By David Milliken
LONDON (Reuters) – Recent labour market data shows a softening economy which is likely to lead to slower wage growth and reduced inflation pressure, Bank of England policymaker Swati Dhingra said on Tuesday.
“Now when the labour market is really loosening … it’s very hard to imagine where further momentum in wage growth is going to come from,” Dhingra said at an event hosted by Britain’s Royal Economic Society.
“We should see some relenting of domestic inflationary pressures,” she added.
Labour market data earlier on Tuesday showed the number of job vacancies dropped to a two-year low while growth in regular pay slowed for the first time since January after hitting a record high of 7.9% in the three months to the end of July.
Dhingra, like BoE Chief Economist Huw Pill on Monday, said the headline wage data gave an exaggerated picture of strength in the labour market.
“Other measures, as well as what is more important – forward-looking measures – seem to be suggesting somewhere in the order of 5% to 6% wage growth,” she said.
Before the COVID-19 pandemic, when inflation was mostly close to its 2% target, wage growth was typically in a 3% to 4% range.
Dhingra – who has consistently voted against rate rises this year – reiterated her view that the BoE would have done better to raise interest rates more slowly.
“A more moderate path of interest rates for a longer period of time would have been preferable because it would allow a much more balanced transmission to firms and to households, and wouldn’t have the sharp peaks and troughs that come with raising interest rates to very high levels,” she said.

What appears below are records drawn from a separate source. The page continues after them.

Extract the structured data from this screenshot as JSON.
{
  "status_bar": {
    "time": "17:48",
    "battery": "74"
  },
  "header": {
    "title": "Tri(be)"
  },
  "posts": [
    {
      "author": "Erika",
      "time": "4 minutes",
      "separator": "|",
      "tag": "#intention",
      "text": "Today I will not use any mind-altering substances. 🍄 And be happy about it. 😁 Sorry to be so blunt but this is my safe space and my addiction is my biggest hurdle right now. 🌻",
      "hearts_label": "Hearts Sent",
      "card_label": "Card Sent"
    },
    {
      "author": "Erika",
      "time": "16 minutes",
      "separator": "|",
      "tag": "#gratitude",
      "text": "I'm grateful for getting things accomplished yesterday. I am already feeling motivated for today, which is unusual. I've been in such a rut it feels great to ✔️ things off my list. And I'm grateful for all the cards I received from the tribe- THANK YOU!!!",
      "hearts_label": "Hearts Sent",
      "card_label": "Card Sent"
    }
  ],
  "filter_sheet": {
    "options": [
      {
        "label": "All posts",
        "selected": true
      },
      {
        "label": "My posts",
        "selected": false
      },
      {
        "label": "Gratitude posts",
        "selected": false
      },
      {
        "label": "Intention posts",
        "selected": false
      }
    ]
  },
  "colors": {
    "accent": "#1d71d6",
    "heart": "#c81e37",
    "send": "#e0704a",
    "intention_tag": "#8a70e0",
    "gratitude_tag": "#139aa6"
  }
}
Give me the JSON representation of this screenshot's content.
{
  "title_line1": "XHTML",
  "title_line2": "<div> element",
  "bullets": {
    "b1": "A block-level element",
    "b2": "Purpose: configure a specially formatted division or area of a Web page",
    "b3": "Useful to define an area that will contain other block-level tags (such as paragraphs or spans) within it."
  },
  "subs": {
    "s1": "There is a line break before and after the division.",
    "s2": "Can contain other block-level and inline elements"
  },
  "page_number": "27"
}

Last month the BoE voted to keep rates on hold for the first time since starting its rate-raising cycle in December 2021.
(Reporting by David Milliken; Editing by Sachin Ravikumar)